▶ **WHAT IS BEING ASKED**
Here are some entries; quote each one exactly.

▶ **SOURCE RECORDS**

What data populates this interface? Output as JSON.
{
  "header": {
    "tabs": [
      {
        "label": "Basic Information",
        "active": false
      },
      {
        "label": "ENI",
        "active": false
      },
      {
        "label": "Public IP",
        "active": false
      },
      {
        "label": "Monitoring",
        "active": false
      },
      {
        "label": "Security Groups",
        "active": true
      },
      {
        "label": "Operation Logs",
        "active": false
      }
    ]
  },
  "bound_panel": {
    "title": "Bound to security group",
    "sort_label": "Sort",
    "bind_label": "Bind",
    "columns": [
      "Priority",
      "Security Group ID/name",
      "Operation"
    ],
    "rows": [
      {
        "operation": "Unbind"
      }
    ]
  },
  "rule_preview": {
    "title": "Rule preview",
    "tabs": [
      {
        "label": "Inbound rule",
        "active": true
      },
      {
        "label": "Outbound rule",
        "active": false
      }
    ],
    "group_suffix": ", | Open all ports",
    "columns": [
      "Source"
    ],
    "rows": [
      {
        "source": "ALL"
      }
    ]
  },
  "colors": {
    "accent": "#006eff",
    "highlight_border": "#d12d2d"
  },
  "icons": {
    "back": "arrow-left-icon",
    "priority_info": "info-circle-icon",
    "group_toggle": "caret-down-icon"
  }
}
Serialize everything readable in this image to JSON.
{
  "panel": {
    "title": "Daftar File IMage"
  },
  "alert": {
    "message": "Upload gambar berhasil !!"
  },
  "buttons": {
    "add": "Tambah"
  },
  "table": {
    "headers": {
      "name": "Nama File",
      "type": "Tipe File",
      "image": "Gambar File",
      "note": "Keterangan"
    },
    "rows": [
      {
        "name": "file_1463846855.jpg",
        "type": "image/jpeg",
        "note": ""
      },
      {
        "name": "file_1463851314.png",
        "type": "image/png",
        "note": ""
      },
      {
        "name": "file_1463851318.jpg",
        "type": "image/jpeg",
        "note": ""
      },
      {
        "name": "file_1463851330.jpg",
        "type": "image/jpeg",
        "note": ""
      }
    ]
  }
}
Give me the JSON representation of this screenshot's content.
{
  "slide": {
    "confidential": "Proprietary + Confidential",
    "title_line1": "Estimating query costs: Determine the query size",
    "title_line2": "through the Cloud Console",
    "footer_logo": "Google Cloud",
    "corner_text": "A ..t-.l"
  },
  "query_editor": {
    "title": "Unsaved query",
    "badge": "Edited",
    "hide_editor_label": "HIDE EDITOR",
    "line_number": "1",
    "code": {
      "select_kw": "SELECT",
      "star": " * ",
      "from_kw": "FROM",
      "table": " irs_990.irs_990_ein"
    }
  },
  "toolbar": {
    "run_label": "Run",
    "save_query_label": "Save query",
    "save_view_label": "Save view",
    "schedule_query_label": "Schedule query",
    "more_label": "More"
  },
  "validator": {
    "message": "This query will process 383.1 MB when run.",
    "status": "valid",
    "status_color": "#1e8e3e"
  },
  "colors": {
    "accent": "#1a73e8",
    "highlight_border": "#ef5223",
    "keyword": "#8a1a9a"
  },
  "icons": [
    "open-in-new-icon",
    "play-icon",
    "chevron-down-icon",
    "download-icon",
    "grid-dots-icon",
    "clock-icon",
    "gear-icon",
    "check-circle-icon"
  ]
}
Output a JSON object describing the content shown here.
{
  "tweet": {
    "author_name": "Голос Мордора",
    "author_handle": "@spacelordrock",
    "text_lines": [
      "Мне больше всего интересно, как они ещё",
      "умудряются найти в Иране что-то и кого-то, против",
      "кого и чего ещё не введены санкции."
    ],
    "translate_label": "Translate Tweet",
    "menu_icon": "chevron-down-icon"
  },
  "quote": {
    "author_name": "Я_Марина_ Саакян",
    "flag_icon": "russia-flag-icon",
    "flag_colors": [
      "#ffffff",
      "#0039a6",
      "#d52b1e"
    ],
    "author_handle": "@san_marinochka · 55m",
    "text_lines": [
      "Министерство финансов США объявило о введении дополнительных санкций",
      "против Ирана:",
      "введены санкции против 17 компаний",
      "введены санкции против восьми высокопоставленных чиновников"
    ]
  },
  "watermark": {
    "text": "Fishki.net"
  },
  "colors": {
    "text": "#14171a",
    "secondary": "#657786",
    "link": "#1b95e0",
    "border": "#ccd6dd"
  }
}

▶ **EXPECTED ANSWER**
What data populates this interface? Output as JSON.
{
  "header": {
    "tabs": [
      {
        "label": "Basic Information",
        "active": false
      },
      {
        "label": "ENI",
        "active": false
      },
      {
        "label": "Public IP",
        "active": false
      },
      {
        "label": "Monitoring",
        "active": false
      },
      {
        "label": "Security Groups",
        "active": true
      },
      {
        "label": "Operation Logs",
        "active": false
      }
    ]
  },
  "bound_panel": {
    "title": "Bound to security group",
    "sort_label": "Sort",
    "bind_label": "Bind",
    "columns": [
      "Priority",
      "Security Group ID/name",
      "Operation"
    ],
    "rows": [
      {
        "operation": "Unbind"
      }
    ]
  },
  "rule_preview": {
    "title": "Rule preview",
    "tabs": [
      {
        "label": "Inbound rule",
        "active": true
      },
      {
        "label": "Outbound rule",
        "active": false
      }
    ],
    "group_suffix": ", | Open all ports",
    "columns": [
      "Source"
    ],
    "rows": [
      {
        "source": "ALL"
      }
    ]
  },
  "colors": {
    "accent": "#006eff",
    "highlight_border": "#d12d2d"
  },
  "icons": {
    "back": "arrow-left-icon",
    "priority_info": "info-circle-icon",
    "group_toggle": "caret-down-icon"
  }
}
Serialize everything readable in this image to JSON.
{
  "panel": {
    "title": "Daftar File IMage"
  },
  "alert": {
    "message": "Upload gambar berhasil !!"
  },
  "buttons": {
    "add": "Tambah"
  },
  "table": {
    "headers": {
      "name": "Nama File",
      "type": "Tipe File",
      "image": "Gambar File",
      "note": "Keterangan"
    },
    "rows": [
      {
        "name": "file_1463846855.jpg",
        "type": "image/jpeg",
        "note": ""
      },
      {
        "name": "file_1463851314.png",
        "type": "image/png",
        "note": ""
      },
      {
        "name": "file_1463851318.jpg",
        "type": "image/jpeg",
        "note": ""
      },
      {
        "name": "file_1463851330.jpg",
        "type": "image/jpeg",
        "note": ""
      }
    ]
  }
}
Give me the JSON representation of this screenshot's content.
{
  "slide": {
    "confidential": "Proprietary + Confidential",
    "title_line1": "Estimating query costs: Determine the query size",
    "title_line2": "through the Cloud Console",
    "footer_logo": "Google Cloud",
    "corner_text": "A ..t-.l"
  },
  "query_editor": {
    "title": "Unsaved query",
    "badge": "Edited",
    "hide_editor_label": "HIDE EDITOR",
    "line_number": "1",
    "code": {
      "select_kw": "SELECT",
      "star": " * ",
      "from_kw": "FROM",
      "table": " irs_990.irs_990_ein"
    }
  },
  "toolbar": {
    "run_label": "Run",
    "save_query_label": "Save query",
    "save_view_label": "Save view",
    "schedule_query_label": "Schedule query",
    "more_label": "More"
  },
  "validator": {
    "message": "This query will process 383.1 MB when run.",
    "status": "valid",
    "status_color": "#1e8e3e"
  },
  "colors": {
    "accent": "#1a73e8",
    "highlight_border": "#ef5223",
    "keyword": "#8a1a9a"
  },
  "icons": [
    "open-in-new-icon",
    "play-icon",
    "chevron-down-icon",
    "download-icon",
    "grid-dots-icon",
    "clock-icon",
    "gear-icon",
    "check-circle-icon"
  ]
}
Output a JSON object describing the content shown here.
{
  "tweet": {
    "author_name": "Голос Мордора",
    "author_handle": "@spacelordrock",
    "text_lines": [
      "Мне больше всего интересно, как они ещё",
      "умудряются найти в Иране что-то и кого-то, против",
      "кого и чего ещё не введены санкции."
    ],
    "translate_label": "Translate Tweet",
    "menu_icon": "chevron-down-icon"
  },
  "quote": {
    "author_name": "Я_Марина_ Саакян",
    "flag_icon": "russia-flag-icon",
    "flag_colors": [
      "#ffffff",
      "#0039a6",
      "#d52b1e"
    ],
    "author_handle": "@san_marinochka · 55m",
    "text_lines": [
      "Министерство финансов США объявило о введении дополнительных санкций",
      "против Ирана:",
      "введены санкции против 17 компаний",
      "введены санкции против восьми высокопоставленных чиновников"
    ]
  },
  "watermark": {
    "text": "Fishki.net"
  },
  "colors": {
    "text": "#14171a",
    "secondary": "#657786",
    "link": "#1b95e0",
    "border": "#ccd6dd"
  }
}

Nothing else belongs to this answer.